If the experience of the world's largest software vendor is any guide, the industry's best hope for reducing piracy rests with anti-copying technologies rather than in policing the legalistic user agreements that restrict how software can be used. Microsoft is locking software down through a programme it calls its Genuine Software Initiative.
From clothes riddled with sensors to name tags that detect our moods, computing's next wave could unleash small devices that increasingly augment everyday activities with digital intelligence. That was the vision at a conference on "wearable computing" this week in Boston, where researchers showed off prototypes.
What edits on Wikipedia have been made by people in congressional offices, the CIA and the Church of Scientology? A new online tool called WikiScanner reveals answers to such questions. Many of the edits are predictably self-interested, but others hint at procrastinating office workers.
John Backus, whose development of the Fortran programming language in the 1950s changed how people interacted with computers and paved the way for modern software, has died. He was 82. Backus died on March 17 in Ashland, Oregon, according to IBM, where he spent his career.
"Patch Tuesday", when Microsoft releases repairs for problems in its software, came and went last week with six critical fixes -- including the first one that touches Vista, the new operating system billed as the most secure Windows version yet. This isn't to say that Vista had previously appeared clean.
Microsoft landed in the Wikipedia doghouse on Tuesday after it offered to pay a blogger to change technical articles on the community-produced web encyclopedia site. "We were very disappointed to hear that Microsoft was taking that approach," Wikipedia founder Jimmy Wales said.
IBM filed two lawsuits against Amazon.com on Monday, claiming key aspects of the internet retailer's websites violate patents held by Big Blue. Amazon is accused of infringing on five IBM patents, including technologies that govern how the site handles customer recommendations, advertising and data storage.

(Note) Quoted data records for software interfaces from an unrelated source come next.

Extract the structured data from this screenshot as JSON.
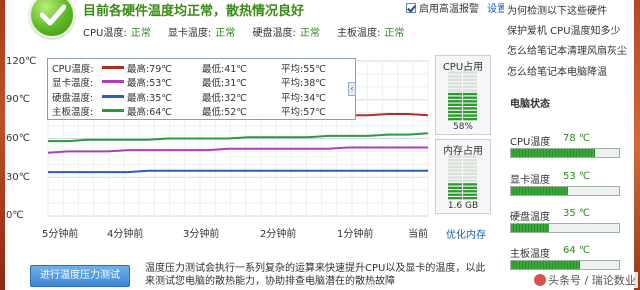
{
  "header": {
    "title": "目前各硬件温度均正常，散热情况良好",
    "statuses": [
      {
        "label": "CPU温度:",
        "value": "正常"
      },
      {
        "label": "显卡温度:",
        "value": "正常"
      },
      {
        "label": "硬盘温度:",
        "value": "正常"
      },
      {
        "label": "主板温度:",
        "value": "正常"
      }
    ],
    "alert_label": "启用高温报警",
    "alert_checked": true,
    "settings_link": "设置"
  },
  "faq_links": [
    "为何检测以下这些硬件",
    "保护爱机 CPU温度知多少",
    "怎么给笔记本清理风扇灰尘",
    "怎么给笔记本电脑降温"
  ],
  "pc_status": {
    "title": "电脑状态",
    "items": [
      {
        "label": "CPU温度",
        "value": "78 ℃",
        "level": 0.78
      },
      {
        "label": "显卡温度",
        "value": "53 ℃",
        "level": 0.53
      },
      {
        "label": "硬盘温度",
        "value": "35 ℃",
        "level": 0.35
      },
      {
        "label": "主板温度",
        "value": "64 ℃",
        "level": 0.64
      }
    ]
  },
  "meters": {
    "cpu": {
      "title": "CPU占用",
      "value": "58%",
      "level": 0.58
    },
    "memory": {
      "title": "内存占用",
      "value": "1.6 GB",
      "level": 0.42
    }
  },
  "optimize_link": "优化内存",
  "legend": [
    {
      "name": "CPU温度:",
      "max": "最高:79℃",
      "min": "最低:41℃",
      "avg": "平均:55℃",
      "color": "#b03020"
    },
    {
      "name": "显卡温度:",
      "max": "最高:53℃",
      "min": "最低:31℃",
      "avg": "平均:38℃",
      "color": "#b03cc0"
    },
    {
      "name": "硬盘温度:",
      "max": "最高:35℃",
      "min": "最低:32℃",
      "avg": "平均:34℃",
      "color": "#2a5fb8"
    },
    {
      "name": "主板温度:",
      "max": "最高:64℃",
      "min": "最低:52℃",
      "avg": "平均:57℃",
      "color": "#2a9a3a"
    }
  ],
  "chart_data": {
    "type": "line",
    "yticks": [
      "120℃",
      "90℃",
      "60℃",
      "30℃",
      "0℃"
    ],
    "xticks": [
      "5分钟前",
      "4分钟前",
      "3分钟前",
      "2分钟前",
      "1分钟前",
      "当前"
    ],
    "ylim": [
      0,
      120
    ],
    "grid": true,
    "series": [
      {
        "name": "CPU温度",
        "color": "#b03020",
        "values": [
          76,
          76,
          77,
          77,
          77,
          77,
          77,
          77,
          77,
          77,
          77,
          78,
          78,
          78,
          78,
          78,
          78,
          79,
          79,
          78
        ]
      },
      {
        "name": "显卡温度",
        "color": "#b03cc0",
        "values": [
          49,
          50,
          50,
          50,
          51,
          51,
          51,
          51,
          51,
          52,
          52,
          52,
          52,
          52,
          52,
          53,
          53,
          53,
          53,
          53
        ]
      },
      {
        "name": "硬盘温度",
        "color": "#2a5fb8",
        "values": [
          34,
          34,
          34,
          34,
          34,
          35,
          35,
          35,
          35,
          35,
          35,
          35,
          35,
          35,
          35,
          35,
          35,
          35,
          35,
          35
        ]
      },
      {
        "name": "主板温度",
        "color": "#2a9a3a",
        "values": [
          58,
          58,
          59,
          59,
          59,
          59,
          60,
          60,
          60,
          60,
          61,
          61,
          61,
          61,
          62,
          62,
          62,
          63,
          63,
          64
        ]
      }
    ]
  },
  "bottom": {
    "button_label": "进行温度压力测试",
    "description": "温度压力测试会执行一系列复杂的运算来快速提升CPU以及显卡的温度，以此来测试您电脑的散热能力，协助排查电脑潜在的散热故障"
  },
  "watermark": "头条号 / 瑞论数业"
}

Visa USA and American Express are cutting ties with the payment-processing company that left 40-million credit and debit card accounts vulnerable to hackers in one of the biggest breaches of consumer data security. CardSystems Solutions ''has not corrected, and cannot at this point correct, the failure to provide proper data security for Visa accounts,'' said Rosetta Jones, a vice president at Foster City, California-based Visa.